• _Items from an interface collection_:
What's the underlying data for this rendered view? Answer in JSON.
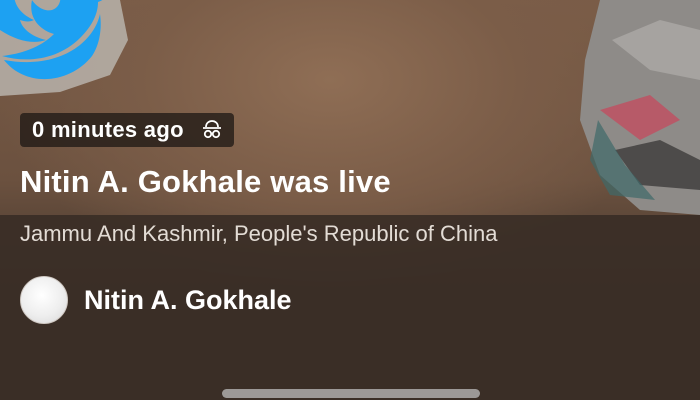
{
  "card": {
    "time_ago": "0 minutes ago",
    "title": "Nitin A. Gokhale was live",
    "location": "Jammu And Kashmir, People's Republic of China",
    "author_name": "Nitin A. Gokhale"
  },
  "icons": {
    "brand": "twitter-bird-icon",
    "time_badge": "incognito-icon",
    "avatar": "default-avatar"
  },
  "colors": {
    "brand_blue": "#1da1f2",
    "text_primary": "#ffffff",
    "text_secondary": "#e3dcd5",
    "scrim": "#3a2e26"
  }
}
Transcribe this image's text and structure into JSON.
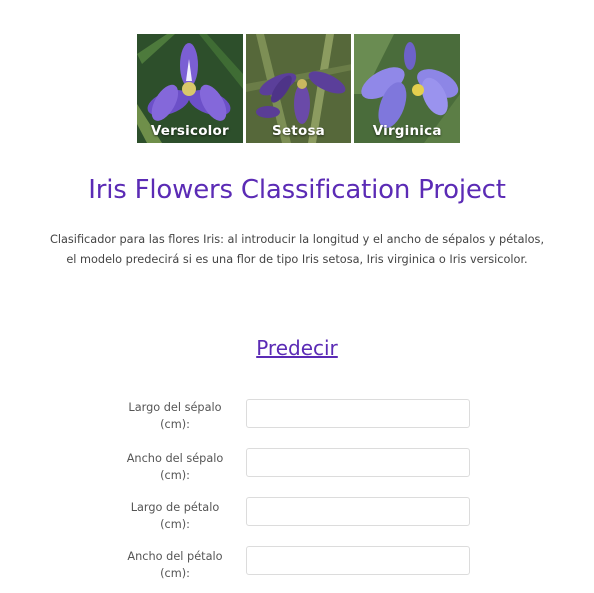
{
  "banner": {
    "flowers": [
      {
        "label": "Versicolor",
        "petal_color": "#7b5fd4",
        "bg_color": "#2f5a2a"
      },
      {
        "label": "Setosa",
        "petal_color": "#6a4aa8",
        "bg_color": "#5a6b3a"
      },
      {
        "label": "Virginica",
        "petal_color": "#8d86e6",
        "bg_color": "#4a6e3c"
      }
    ]
  },
  "header": {
    "title": "Iris Flowers Classification Project",
    "description_line1": "Clasificador para las flores Iris: al introducir la longitud y el ancho de sépalos y pétalos,",
    "description_line2": "el modelo predecirá si es una flor de tipo Iris setosa, Iris virginica o Iris versicolor."
  },
  "predict": {
    "link_label": "Predecir"
  },
  "form": {
    "fields": [
      {
        "label_line1": "Largo del sépalo",
        "label_line2": "(cm):",
        "value": ""
      },
      {
        "label_line1": "Ancho del sépalo",
        "label_line2": "(cm):",
        "value": ""
      },
      {
        "label_line1": "Largo de pétalo",
        "label_line2": "(cm):",
        "value": ""
      },
      {
        "label_line1": "Ancho del pétalo",
        "label_line2": "(cm):",
        "value": ""
      }
    ]
  },
  "colors": {
    "accent": "#5b2bb5",
    "text": "#444444"
  }
}
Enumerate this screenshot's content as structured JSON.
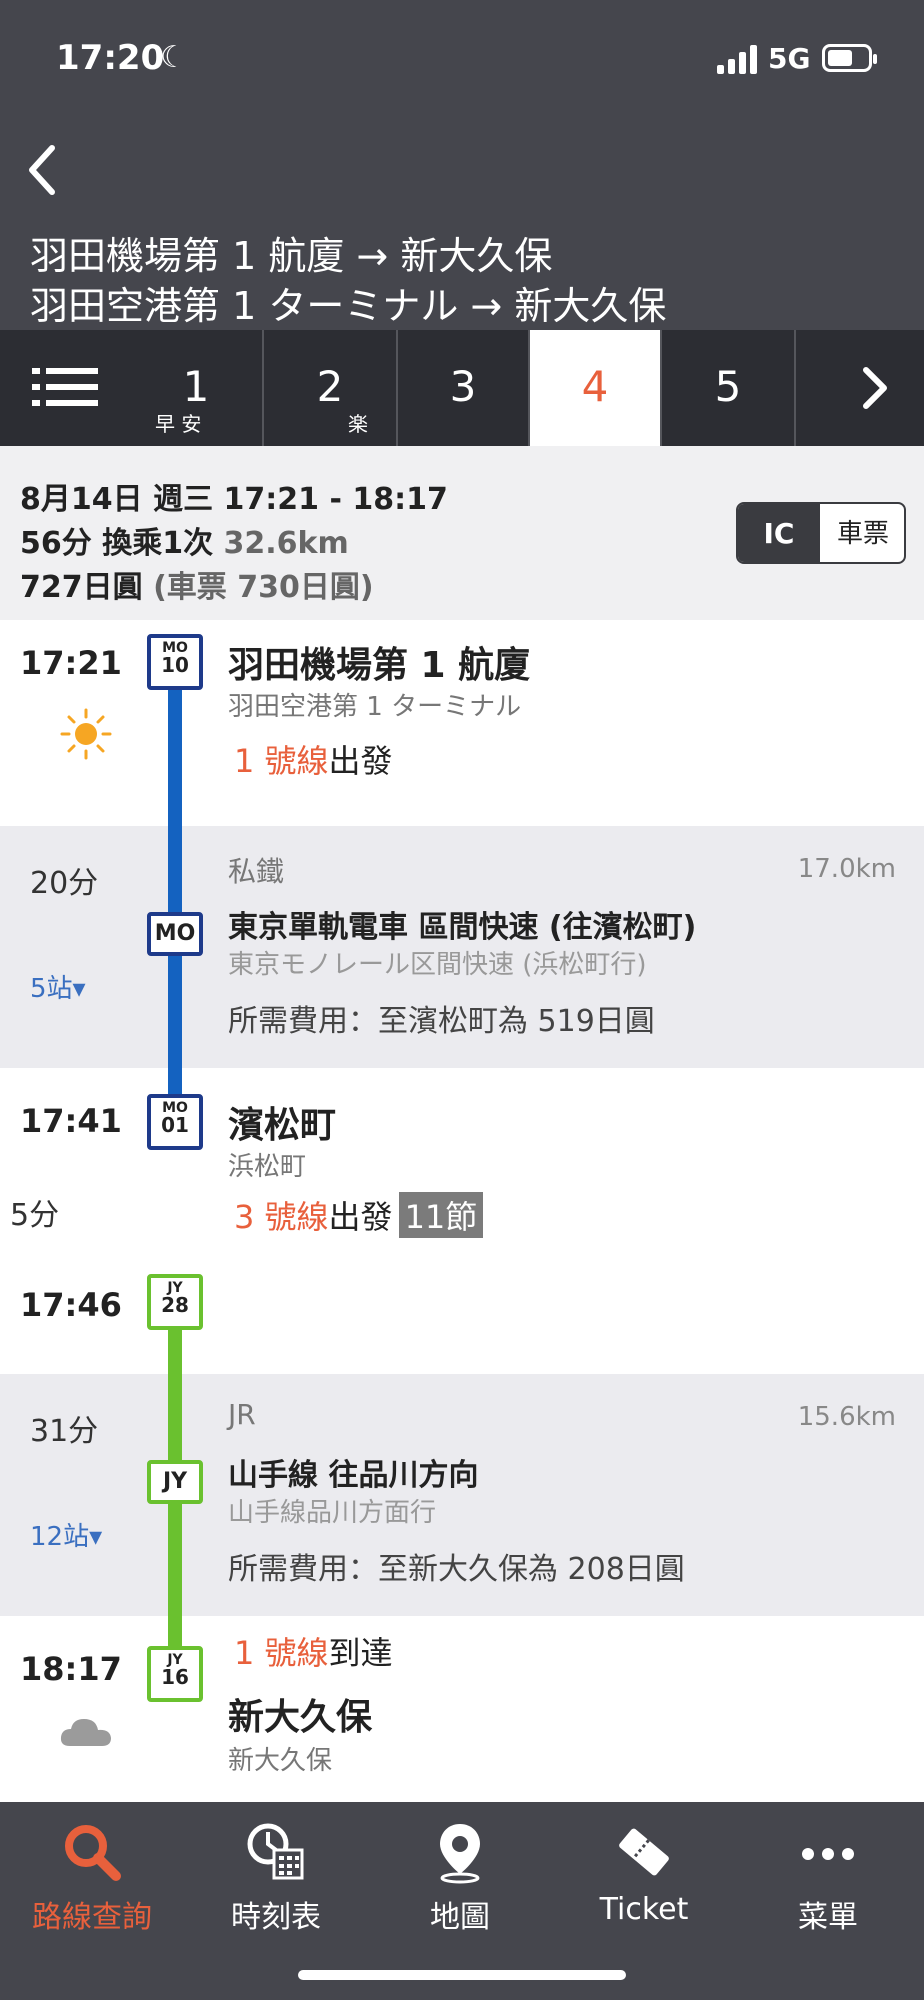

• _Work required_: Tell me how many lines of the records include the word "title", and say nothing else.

• _Output for this exercise_: 2